— ASSIGNMENT —
Using the records that follow, copy every line containing the word "task".

— RECORDS FOR PROCESSING —
+ + + + + + +

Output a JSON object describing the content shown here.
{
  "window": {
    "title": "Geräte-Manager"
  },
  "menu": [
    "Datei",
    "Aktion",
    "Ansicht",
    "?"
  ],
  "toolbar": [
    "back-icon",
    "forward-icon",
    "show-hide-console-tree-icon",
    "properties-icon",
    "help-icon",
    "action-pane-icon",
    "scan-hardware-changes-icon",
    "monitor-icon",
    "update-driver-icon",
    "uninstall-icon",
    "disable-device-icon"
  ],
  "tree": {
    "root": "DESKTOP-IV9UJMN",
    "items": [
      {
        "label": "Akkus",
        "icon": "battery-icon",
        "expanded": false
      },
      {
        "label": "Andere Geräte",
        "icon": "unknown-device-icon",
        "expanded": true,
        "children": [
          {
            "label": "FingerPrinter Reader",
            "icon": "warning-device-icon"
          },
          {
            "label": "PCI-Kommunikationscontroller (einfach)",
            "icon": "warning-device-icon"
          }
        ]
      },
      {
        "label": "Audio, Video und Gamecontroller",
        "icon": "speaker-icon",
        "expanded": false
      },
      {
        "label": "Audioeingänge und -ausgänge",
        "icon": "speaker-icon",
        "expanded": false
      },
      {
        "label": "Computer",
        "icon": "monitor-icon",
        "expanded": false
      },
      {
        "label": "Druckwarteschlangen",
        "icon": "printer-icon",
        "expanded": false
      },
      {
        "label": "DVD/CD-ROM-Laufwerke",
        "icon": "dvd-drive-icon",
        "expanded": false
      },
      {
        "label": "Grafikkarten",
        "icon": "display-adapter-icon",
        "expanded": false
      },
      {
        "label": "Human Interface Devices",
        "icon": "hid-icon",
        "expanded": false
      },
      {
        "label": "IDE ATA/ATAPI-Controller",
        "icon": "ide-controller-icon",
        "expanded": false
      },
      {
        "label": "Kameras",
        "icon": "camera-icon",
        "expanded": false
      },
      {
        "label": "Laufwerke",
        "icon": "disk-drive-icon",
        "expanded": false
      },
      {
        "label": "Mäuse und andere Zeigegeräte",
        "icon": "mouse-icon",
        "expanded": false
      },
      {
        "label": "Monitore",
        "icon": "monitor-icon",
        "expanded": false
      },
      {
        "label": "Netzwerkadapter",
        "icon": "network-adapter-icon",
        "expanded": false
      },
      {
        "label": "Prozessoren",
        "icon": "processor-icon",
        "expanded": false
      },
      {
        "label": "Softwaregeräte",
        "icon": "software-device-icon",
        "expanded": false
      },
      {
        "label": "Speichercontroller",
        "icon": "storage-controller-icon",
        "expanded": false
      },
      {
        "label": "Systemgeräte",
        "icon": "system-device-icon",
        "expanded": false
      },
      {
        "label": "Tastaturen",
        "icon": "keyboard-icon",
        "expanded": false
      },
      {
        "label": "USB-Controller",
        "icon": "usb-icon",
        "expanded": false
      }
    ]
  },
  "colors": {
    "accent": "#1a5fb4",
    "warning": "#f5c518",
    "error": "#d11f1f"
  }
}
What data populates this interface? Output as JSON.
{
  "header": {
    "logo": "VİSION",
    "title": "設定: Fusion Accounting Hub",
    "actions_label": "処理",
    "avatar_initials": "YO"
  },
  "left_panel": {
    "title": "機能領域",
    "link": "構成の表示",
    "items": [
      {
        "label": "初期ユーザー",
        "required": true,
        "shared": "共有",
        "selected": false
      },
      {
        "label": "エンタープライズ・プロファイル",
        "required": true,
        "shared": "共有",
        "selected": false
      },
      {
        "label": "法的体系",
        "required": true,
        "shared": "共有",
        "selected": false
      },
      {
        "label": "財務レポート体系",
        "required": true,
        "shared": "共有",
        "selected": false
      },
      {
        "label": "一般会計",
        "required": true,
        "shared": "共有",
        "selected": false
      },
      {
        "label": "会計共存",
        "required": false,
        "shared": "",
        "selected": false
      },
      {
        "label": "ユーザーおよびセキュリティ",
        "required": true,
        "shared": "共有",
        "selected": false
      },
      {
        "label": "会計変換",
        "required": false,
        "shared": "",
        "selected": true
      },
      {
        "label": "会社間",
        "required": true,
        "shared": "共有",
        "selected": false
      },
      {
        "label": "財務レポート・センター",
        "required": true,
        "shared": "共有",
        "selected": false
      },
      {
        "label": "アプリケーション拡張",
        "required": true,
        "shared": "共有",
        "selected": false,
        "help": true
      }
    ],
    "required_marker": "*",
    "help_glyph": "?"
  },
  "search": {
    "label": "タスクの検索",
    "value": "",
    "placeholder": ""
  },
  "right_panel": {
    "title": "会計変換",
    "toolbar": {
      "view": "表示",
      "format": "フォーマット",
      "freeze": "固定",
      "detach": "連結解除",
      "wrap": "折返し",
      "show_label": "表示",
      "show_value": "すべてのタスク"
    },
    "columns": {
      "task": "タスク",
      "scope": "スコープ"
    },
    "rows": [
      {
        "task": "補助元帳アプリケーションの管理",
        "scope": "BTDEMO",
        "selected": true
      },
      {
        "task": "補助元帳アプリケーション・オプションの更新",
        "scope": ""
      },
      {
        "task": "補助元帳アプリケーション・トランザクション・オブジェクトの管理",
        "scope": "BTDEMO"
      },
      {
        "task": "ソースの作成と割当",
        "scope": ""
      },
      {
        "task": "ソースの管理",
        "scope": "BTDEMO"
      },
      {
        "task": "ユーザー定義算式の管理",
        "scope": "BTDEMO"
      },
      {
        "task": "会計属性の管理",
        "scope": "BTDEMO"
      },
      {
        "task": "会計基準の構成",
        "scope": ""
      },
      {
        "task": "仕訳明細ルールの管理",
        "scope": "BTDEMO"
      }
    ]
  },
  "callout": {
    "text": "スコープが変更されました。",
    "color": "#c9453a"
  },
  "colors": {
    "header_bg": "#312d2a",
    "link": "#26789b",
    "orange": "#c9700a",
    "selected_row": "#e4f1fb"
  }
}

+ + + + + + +

— ANSWER SECTION —
      "task": "タスク",
        "task": "補助元帳アプリケーションの管理",
        "task": "補助元帳アプリケーション・オプションの更新",
        "task": "補助元帳アプリケーション・トランザクション・オブジェクトの管理",
        "task": "ソースの作成と割当",
        "task": "ソースの管理",
        "task": "ユーザー定義算式の管理",
        "task": "会計属性の管理",
        "task": "会計基準の構成",
        "task": "仕訳明細ルールの管理",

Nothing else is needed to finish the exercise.